Sleep baby, sleep
Nothing makes me feel worse than disturbed nights. I've always needed my eight hours. But if you have a new baby you know that getting up in the night will feature in your life for some months.
But once your baby is older, perhaps six months or so, you might be thinking that it's time to gently nudge her into sleeping for a longer chunk of time.
Here are some ways parents have been successful in doing this.
- Putting the baby's cot into her own room. You might be waking her every time you roll over in your sleep, snore (yes, even you) or murmur. Equally, she might be waking you by snuffling, sighing or making what you might euphemistically call plumbing noises. If she's in a nearby room you'll still hear her if she cries. Doctors and health visitors recommend keeping younger babies in your room but as they get to six months or so it's fine to relocate them.

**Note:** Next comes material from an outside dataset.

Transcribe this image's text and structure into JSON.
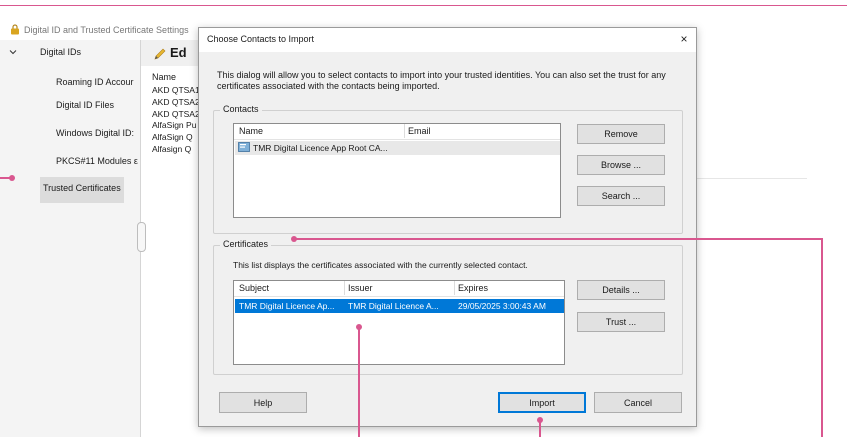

- Try a sleeping bag. Our youngest slept much better from about four months when we bought him a baby sleeping bag. So taken was he with the bag that when he grew too big for it and moved onto the next size he still took the baby bag with him to bed, and a fragment of it continued to play a part in his life for some years to come. Babies kick off blankets and wake up because they're cold. This is an easy fix.
- Cut out milk. By six months or so most babies may be able to get through the night without needing topping up. You could ease this process by perhaps offering milk in a cup, then water and then finally nothing.
- When the baby cries go into the room, stroke her head or pat her back and go out again. Don't pick her up. Go back again in five minutes or before if she's really distressed. By now you should know the difference between the in-pain or in-distress or scared cry and the 'I don't know what to do with myself so I'll see if you've got any ideas' cry. You may well need to keep going back in many times in the first few nights. But many people will have success after a couple of attempts.
Please note that it's essential that your husband or partner is on board with this. You need someone to back you up. In fact it can work well if it's not the mother doing the five or ten-minutely checks. Mothers, especially breast-feeding ones, mean milk and this is not the message for three in the morning. You do need to be tough here. Not with your baby, but with yourself. The baby knows that you're there. You're proving that by coming in when she cries. But unless there's a problem: nappy/teething/unwell/thirsty, you're not going to be doing picking up and singing, etc.
Some babies are always going to be better sleepers than others. But it's really worth trying to wring a few extra undisturbed hours from an infant of this age. If you sleep well you'll be more energetic in the morning, more fun for the baby and for everyone else in the family. Happy, rested mothers make happy, relaxed babies. By encouraging good sleep habits you're helping to develop a child who'll sleep well later in life.